Hunting safety comes down to the equipment as much as the game. If you’re not testing you equipment before and after every single hunt, you’re ignoring the possibility of misfiring rifles or malfunctioning binoculars/compasses. If you’re hunting whitetail deer out in the wilds of nowhere, then you can’t afford to have your equipment betraying you.
For instance, if you ever found yourself accidentally in the presence of a rutting buck, and it quickly becomes apparent that fleeing isn’t going to work, then firing may be your only option. Use your judgment, but if it seems like you’ll have no choice but to stand your ground, you don’t want an equipment malfunction to be the difference between life and death.
Let Others Know Your Whereabouts
If you’re going to hunt in the wild, one thing to keep in mind is: cell phones aren’t ultra-reliable. In any case, you may wander into an area that isn’t covered by even the largest coverage maps in America. The more remote the area, the less likely your phone is to work. That’s just one of the reasons hunters still bring equipment like thermostats and compasses on their journey. It’s wise to give your loved ones a detailed area and a tight time frame, in the unlikely, but possible event that they would need to search for you if you are non-responsive.
Tree Stand Safety

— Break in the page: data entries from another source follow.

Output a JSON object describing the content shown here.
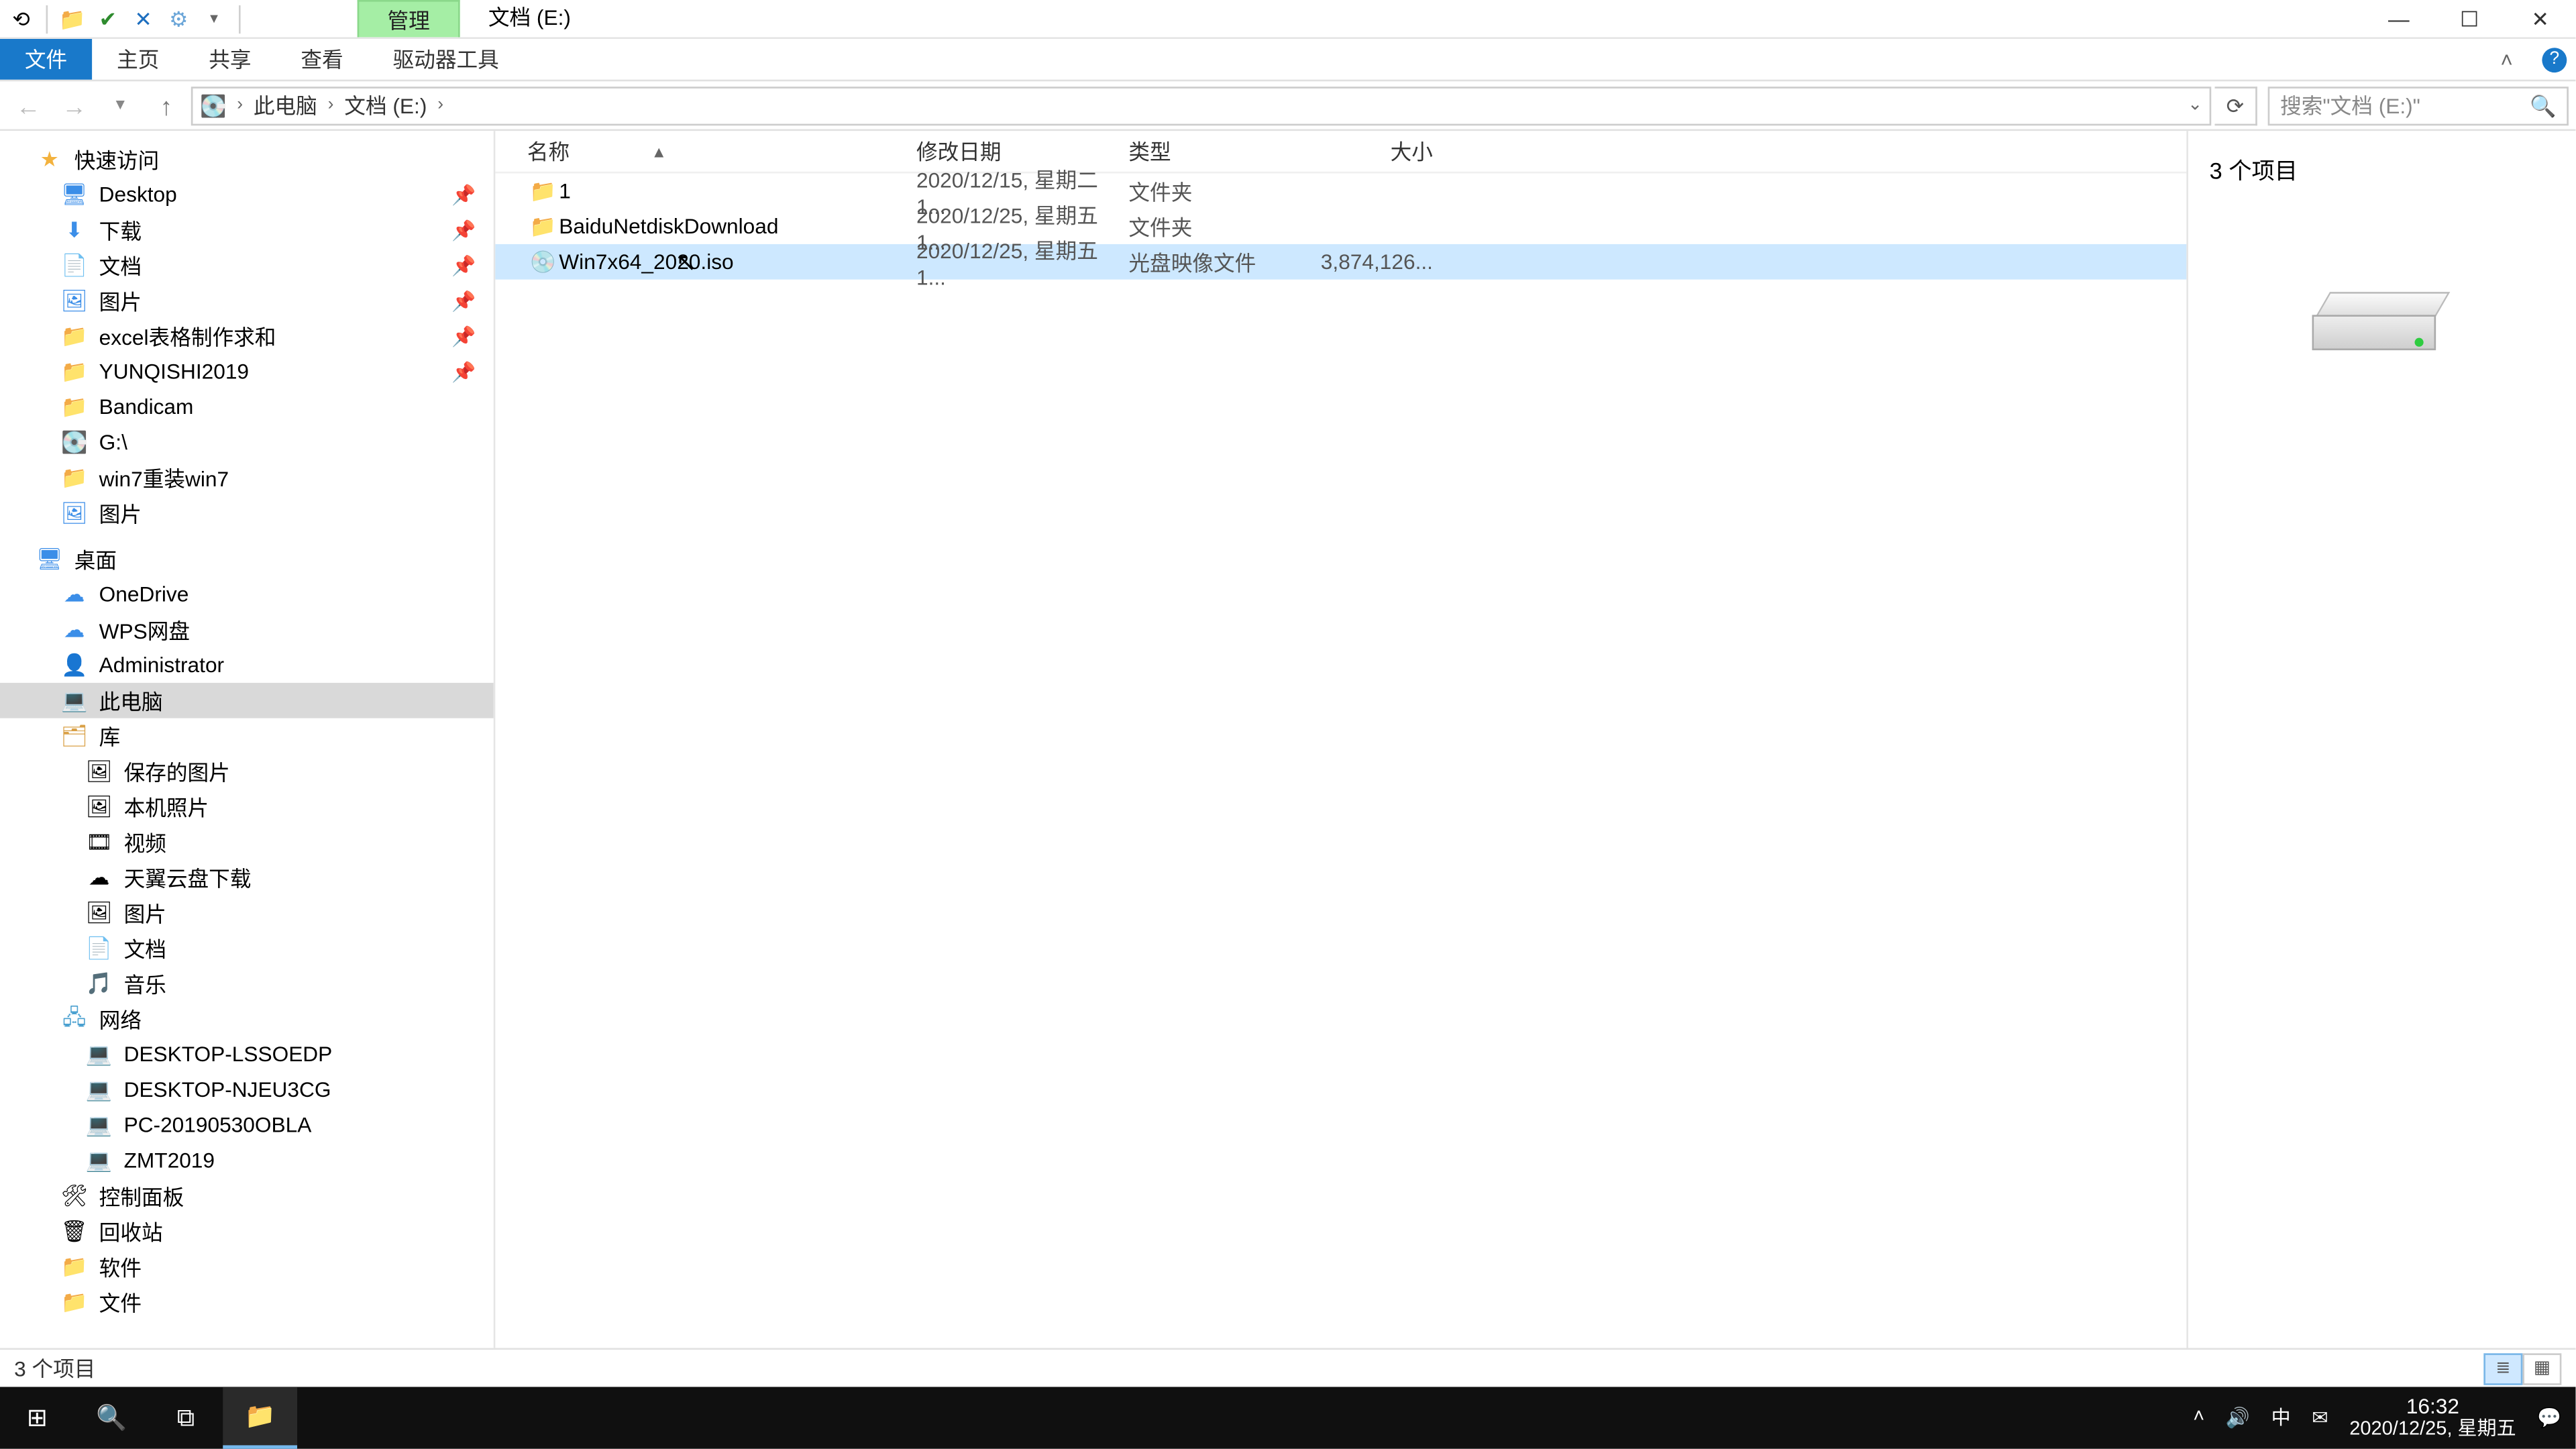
{
  "title": {
    "context_tab": "管理",
    "window_title": "文档 (E:)"
  },
  "ribbon": {
    "file": "文件",
    "home": "主页",
    "share": "共享",
    "view": "查看",
    "drive_tools": "驱动器工具"
  },
  "nav": {
    "crumb_pc": "此电脑",
    "crumb_drive": "文档 (E:)",
    "search_placeholder": "搜索\"文档 (E:)\""
  },
  "columns": {
    "name": "名称",
    "date": "修改日期",
    "type": "类型",
    "size": "大小"
  },
  "rows": [
    {
      "icon": "folder",
      "name": "1",
      "date": "2020/12/15, 星期二 1...",
      "type": "文件夹",
      "size": ""
    },
    {
      "icon": "folder",
      "name": "BaiduNetdiskDownload",
      "date": "2020/12/25, 星期五 1...",
      "type": "文件夹",
      "size": ""
    },
    {
      "icon": "iso",
      "name": "Win7x64_2020.iso",
      "date": "2020/12/25, 星期五 1...",
      "type": "光盘映像文件",
      "size": "3,874,126..."
    }
  ],
  "tree": {
    "quick_access": "快速访问",
    "qa_items": [
      {
        "icon": "desktop",
        "label": "Desktop",
        "pin": true
      },
      {
        "icon": "dl",
        "label": "下载",
        "pin": true
      },
      {
        "icon": "doc",
        "label": "文档",
        "pin": true
      },
      {
        "icon": "pic",
        "label": "图片",
        "pin": true
      },
      {
        "icon": "folder",
        "label": "excel表格制作求和",
        "pin": true
      },
      {
        "icon": "folder",
        "label": "YUNQISHI2019",
        "pin": true
      },
      {
        "icon": "folder",
        "label": "Bandicam",
        "pin": false
      },
      {
        "icon": "drive",
        "label": "G:\\",
        "pin": false
      },
      {
        "icon": "folder",
        "label": "win7重装win7",
        "pin": false
      },
      {
        "icon": "pic",
        "label": "图片",
        "pin": false
      }
    ],
    "desktop": "桌面",
    "desktop_items": [
      {
        "icon": "cloud",
        "label": "OneDrive"
      },
      {
        "icon": "cloud",
        "label": "WPS网盘"
      },
      {
        "icon": "user",
        "label": "Administrator"
      },
      {
        "icon": "pc",
        "label": "此电脑",
        "selected": true
      },
      {
        "icon": "lib",
        "label": "库"
      }
    ],
    "lib_items": [
      {
        "label": "保存的图片"
      },
      {
        "label": "本机照片"
      },
      {
        "label": "视频"
      },
      {
        "label": "天翼云盘下载"
      },
      {
        "label": "图片"
      },
      {
        "label": "文档"
      },
      {
        "label": "音乐"
      }
    ],
    "network": "网络",
    "net_items": [
      {
        "label": "DESKTOP-LSSOEDP"
      },
      {
        "label": "DESKTOP-NJEU3CG"
      },
      {
        "label": "PC-20190530OBLA"
      },
      {
        "label": "ZMT2019"
      }
    ],
    "tail_items": [
      {
        "icon": "panel",
        "label": "控制面板"
      },
      {
        "icon": "recycle",
        "label": "回收站"
      },
      {
        "icon": "folder",
        "label": "软件"
      },
      {
        "icon": "folder",
        "label": "文件"
      }
    ]
  },
  "preview": {
    "count_text": "3 个项目"
  },
  "status": {
    "text": "3 个项目"
  },
  "taskbar": {
    "ime": "中",
    "time": "16:32",
    "date": "2020/12/25, 星期五"
  }
}
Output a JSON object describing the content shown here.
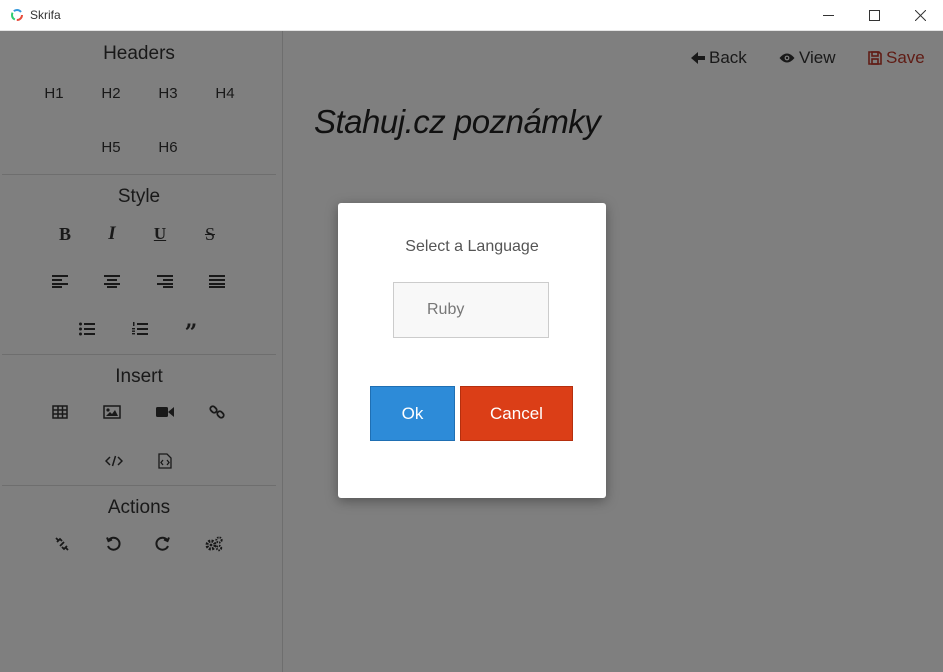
{
  "window": {
    "title": "Skrifa",
    "minimize_icon": "minimize-icon",
    "maximize_icon": "maximize-icon",
    "close_icon": "close-icon"
  },
  "sidebar": {
    "headers": {
      "title": "Headers",
      "items": [
        "H1",
        "H2",
        "H3",
        "H4",
        "H5",
        "H6"
      ]
    },
    "style": {
      "title": "Style",
      "tools": [
        "bold-icon",
        "italic-icon",
        "underline-icon",
        "strikethrough-icon",
        "align-left-icon",
        "align-center-icon",
        "align-right-icon",
        "align-justify-icon",
        "bullet-list-icon",
        "numbered-list-icon",
        "quote-icon"
      ]
    },
    "insert": {
      "title": "Insert",
      "tools": [
        "table-icon",
        "image-icon",
        "video-icon",
        "link-icon",
        "code-icon",
        "code-file-icon"
      ]
    },
    "actions": {
      "title": "Actions",
      "tools": [
        "unlink-icon",
        "undo-icon",
        "redo-icon",
        "settings-icon"
      ]
    }
  },
  "toolbar": {
    "back": "Back",
    "view": "View",
    "save": "Save",
    "save_color": "#c0392b"
  },
  "document": {
    "title": "Stahuj.cz poznámky"
  },
  "dialog": {
    "title": "Select a Language",
    "language_value": "Ruby",
    "ok_label": "Ok",
    "cancel_label": "Cancel",
    "ok_color": "#2d8bd8",
    "cancel_color": "#db3e17"
  }
}
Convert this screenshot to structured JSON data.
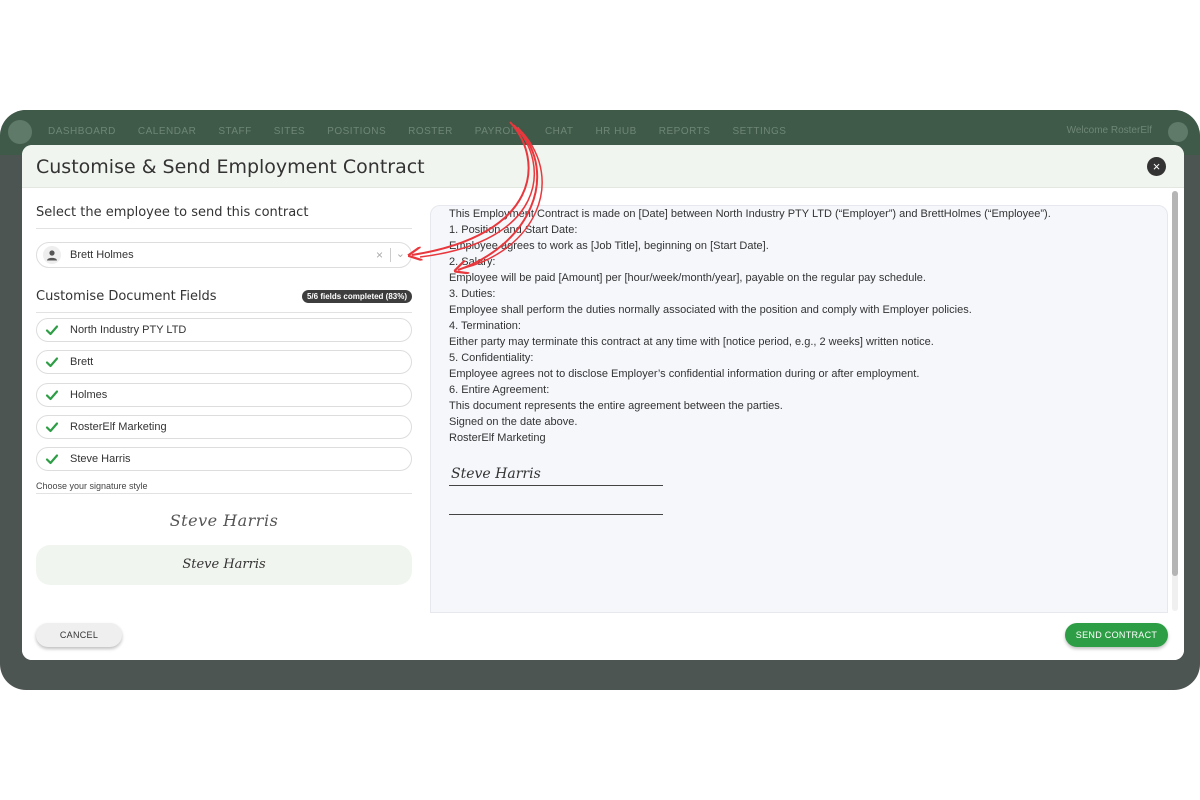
{
  "nav": {
    "items": [
      "DASHBOARD",
      "CALENDAR",
      "STAFF",
      "SITES",
      "POSITIONS",
      "ROSTER",
      "PAYROLL",
      "CHAT",
      "HR HUB",
      "REPORTS",
      "SETTINGS"
    ],
    "welcome": "Welcome RosterElf"
  },
  "modal": {
    "title": "Customise & Send Employment Contract",
    "close_icon": "×"
  },
  "employee_select": {
    "label": "Select the employee to send this contract",
    "value": "Brett Holmes",
    "clear": "×",
    "chevron": "⌄"
  },
  "fields_section": {
    "label": "Customise Document Fields",
    "progress": "5/6 fields completed (83%)",
    "progress_fraction": 0.83,
    "fields": [
      "North Industry PTY LTD",
      "Brett",
      "Holmes",
      "RosterElf Marketing",
      "Steve Harris"
    ]
  },
  "signature": {
    "label": "Choose your signature style",
    "option_1": "Steve Harris",
    "option_2": "Steve Harris"
  },
  "document": {
    "lines": [
      "This Employment Contract is made on [Date] between North Industry PTY LTD (“Employer”) and BrettHolmes (“Employee”).",
      "1. Position and Start Date:",
      "Employee agrees to work as [Job Title], beginning on [Start Date].",
      "2. Salary:",
      "Employee will be paid [Amount] per [hour/week/month/year], payable on the regular pay schedule.",
      "3. Duties:",
      "Employee shall perform the duties normally associated with the position and comply with Employer policies.",
      "4. Termination:",
      "Either party may terminate this contract at any time with [notice period, e.g., 2 weeks] written notice.",
      "5. Confidentiality:",
      "Employee agrees not to disclose Employer’s confidential information during or after employment.",
      "6. Entire Agreement:",
      "This document represents the entire agreement between the parties.",
      "Signed on the date above.",
      "RosterElf Marketing"
    ],
    "signature": "Steve Harris"
  },
  "footer": {
    "cancel_label": "CANCEL",
    "send_label": "SEND CONTRACT"
  },
  "colors": {
    "accent_green": "#2e9e46",
    "annotation_red": "#e8383d",
    "header_bg": "#f1f5ef"
  }
}
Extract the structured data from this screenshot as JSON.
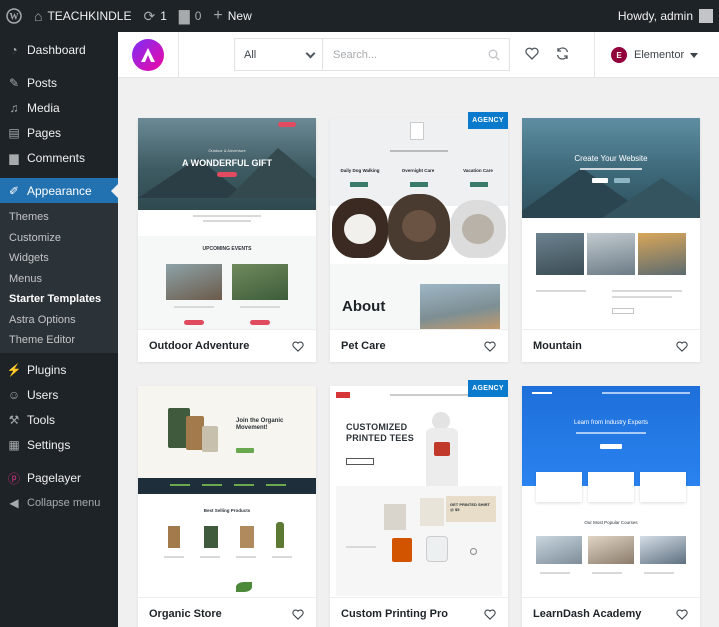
{
  "admin_bar": {
    "site_name": "TEACHKINDLE",
    "updates_count": "1",
    "comments_count": "0",
    "new_label": "New",
    "howdy": "Howdy, admin"
  },
  "sidebar": {
    "items": [
      {
        "label": "Dashboard",
        "icon": "dashboard-icon"
      },
      {
        "label": "Posts",
        "icon": "pin-icon"
      },
      {
        "label": "Media",
        "icon": "media-icon"
      },
      {
        "label": "Pages",
        "icon": "pages-icon"
      },
      {
        "label": "Comments",
        "icon": "comments-icon"
      },
      {
        "label": "Appearance",
        "icon": "brush-icon"
      },
      {
        "label": "Plugins",
        "icon": "plug-icon"
      },
      {
        "label": "Users",
        "icon": "users-icon"
      },
      {
        "label": "Tools",
        "icon": "wrench-icon"
      },
      {
        "label": "Settings",
        "icon": "settings-icon"
      },
      {
        "label": "Pagelayer",
        "icon": "pagelayer-icon"
      },
      {
        "label": "Collapse menu",
        "icon": "collapse-icon"
      }
    ],
    "appearance_submenu": [
      "Themes",
      "Customize",
      "Widgets",
      "Menus",
      "Starter Templates",
      "Astra Options",
      "Theme Editor"
    ]
  },
  "toolbar": {
    "category_value": "All",
    "search_placeholder": "Search...",
    "builder_label": "Elementor",
    "builder_badge": "E"
  },
  "badge_label": "AGENCY",
  "templates": [
    {
      "title": "Outdoor Adventure",
      "agency": false,
      "thumb": {
        "hero_heading": "A WONDERFUL GIFT",
        "hero_kicker": "Outdoor & Adventure",
        "section_heading": "UPCOMING EVENTS"
      }
    },
    {
      "title": "Pet Care",
      "agency": true,
      "thumb": {
        "services": [
          "Daily Dog Walking",
          "Overnight Care",
          "Vacation Care"
        ],
        "about_heading": "About"
      }
    },
    {
      "title": "Mountain",
      "agency": false,
      "thumb": {
        "hero_heading": "Create Your Website"
      }
    },
    {
      "title": "Organic Store",
      "agency": false,
      "thumb": {
        "hero_heading": "Join the Organic Movement!",
        "section_heading": "Best Selling Products"
      }
    },
    {
      "title": "Custom Printing Pro",
      "agency": true,
      "thumb": {
        "hero_heading_1": "CUSTOMIZED",
        "hero_heading_2": "PRINTED TEES",
        "promo": "GET PRINTED SHIRT @ $5"
      }
    },
    {
      "title": "LearnDash Academy",
      "agency": false,
      "thumb": {
        "hero_heading": "Learn from Industry Experts",
        "section_heading": "Our Most Popular Courses"
      }
    }
  ],
  "colors": {
    "wp_dark": "#1d2327",
    "wp_blue": "#2271b1",
    "agency_blue": "#0a7acc",
    "astra_purple": "#7b2ff7",
    "elementor": "#92003b"
  }
}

While mostly popular among bow hunters, tree stands can help a standard marksman make the most of their hunting trip. As you know, you’re immobile and completely stationary when you’re using a tree stand, but it could be the difference between a great shot, or missing your prey completely. Besides the tactical advantages or disadvantages, there’s a key factor to consider when using tree stands.
One of the biggest rules is this: hunt deer, don’t waste time hunting trees. The point is, even if you find a wonderful tree overlooking a deer’s watering hole, you won’t be able to definitively say that a deer will come across that spot while you’re up in the tree. Wait until you see a whitetail deer, then begin using your tree stand.
If you end up staying in the tree for an extended period of time, depending on your position, you could risk limbs going numb, which can make you underestimate your position. Extended use on tree stands increases the likelihood of an accident. While both bow hunters and traditional ammunition hunters alike use tree stands in their hunting trips, it’s best to understand the requirements and maximum capacities on your tree stands. They’re not OSHA regulated, and you’re controlling the entire ordeal. This is one of the most crucial times to focus on your safety. We personally recommend that you should refrain from using tree stands when hunting whitetail deer, no matter the environment.
It’s safe to assume you’ll look at the weather before you go on your trip. Especially if you’re going into the deep woods. Plan ahead for moderate to severe alternate weather conditions. Even if you’ve been waiting for this trip for weeks, or even months, never risk your safety in potentially dangerous weather just for the sake of the trip. There will be another time.
The Best Place to Hunt Whitetail Deer
The great outdoors can be enjoyed without many of the hazards of open-wild hunting. Our 2,000 acre ranch at Squaw Mountain Ranch not only cares about your hunting safety, but is the largest and best hunting range for whitetail deer in all of Texas.